The Californian city of Berkeley has now seen a 50 per cent decrease in sugary drink consumption and Kiwi dentists are not surprised.
The New Zealand Dental Association (NZDA) continues to advocate for a sugary drink tax, which is in line with World Health Organization (WHO) guidelines.
“We have been saying this for a number of years now – a sugary drink tax can reduce consumption – even more specifically we’ve been talking about Berkeley for a couple of years too,” said NZDA sugary drinks spokesperson Dr Rob Beaglehole.
Dr Beaglehole is highlighting that NZDA commented in 2017 on a study in PLOS Medicine journal study showing sales were cut by nearly 10% after the introduction of the sugary drinks tax on 1 March 2015.
“This further drop to 50 per cent shows the impact that a sugary drink tax can have. Prevention is an area that we cannot forget about with oral health, and it is especially important with sugary drinks.
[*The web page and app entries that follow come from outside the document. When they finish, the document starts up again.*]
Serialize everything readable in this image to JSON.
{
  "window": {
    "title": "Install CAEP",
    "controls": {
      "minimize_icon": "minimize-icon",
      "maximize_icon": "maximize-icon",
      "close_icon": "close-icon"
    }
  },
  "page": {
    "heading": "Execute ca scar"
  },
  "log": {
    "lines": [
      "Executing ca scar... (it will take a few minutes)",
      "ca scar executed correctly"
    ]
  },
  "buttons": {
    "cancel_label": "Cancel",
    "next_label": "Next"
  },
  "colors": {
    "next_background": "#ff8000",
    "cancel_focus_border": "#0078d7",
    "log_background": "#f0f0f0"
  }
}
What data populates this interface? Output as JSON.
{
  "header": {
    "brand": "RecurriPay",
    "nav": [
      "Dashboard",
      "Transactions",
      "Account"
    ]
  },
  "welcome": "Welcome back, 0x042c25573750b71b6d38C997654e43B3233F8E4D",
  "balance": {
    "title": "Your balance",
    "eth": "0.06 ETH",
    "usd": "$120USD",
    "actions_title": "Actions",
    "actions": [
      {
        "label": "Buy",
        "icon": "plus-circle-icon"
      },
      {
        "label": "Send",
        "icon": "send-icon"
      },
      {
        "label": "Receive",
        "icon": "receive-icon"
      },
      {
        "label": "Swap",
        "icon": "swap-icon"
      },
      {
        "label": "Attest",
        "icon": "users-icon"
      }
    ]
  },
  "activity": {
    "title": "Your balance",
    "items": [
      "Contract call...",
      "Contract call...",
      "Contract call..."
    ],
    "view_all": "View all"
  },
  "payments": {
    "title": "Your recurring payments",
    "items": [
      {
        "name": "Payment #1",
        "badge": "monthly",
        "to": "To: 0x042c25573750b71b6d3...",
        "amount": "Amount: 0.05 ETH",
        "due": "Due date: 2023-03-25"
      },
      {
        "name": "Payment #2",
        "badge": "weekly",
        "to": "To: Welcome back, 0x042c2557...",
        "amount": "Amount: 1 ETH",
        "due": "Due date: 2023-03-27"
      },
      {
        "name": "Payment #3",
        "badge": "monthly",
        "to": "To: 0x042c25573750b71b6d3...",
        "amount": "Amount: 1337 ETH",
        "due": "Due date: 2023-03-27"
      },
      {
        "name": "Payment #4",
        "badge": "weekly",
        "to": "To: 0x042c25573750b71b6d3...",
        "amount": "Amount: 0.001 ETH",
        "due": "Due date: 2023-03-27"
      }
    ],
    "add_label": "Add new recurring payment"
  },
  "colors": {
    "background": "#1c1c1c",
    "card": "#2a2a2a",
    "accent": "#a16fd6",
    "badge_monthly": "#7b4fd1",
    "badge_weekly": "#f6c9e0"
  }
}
As dentists we see firsthand the damage caused to teeth from the over-consumption of sugary drinks,” says Dr Beaglehole.
“By all means a sugary drinks tax is not the only measure, but it would be straight forward to introduce, and all the emerging evidence points toward it having an impact of reducing sugary drink consumption, which long-term can reduce the harm that we are seeing from high-sugar drinks,” says Dr Beaglehole.
NZ Dental Association media release, 11 March, 2019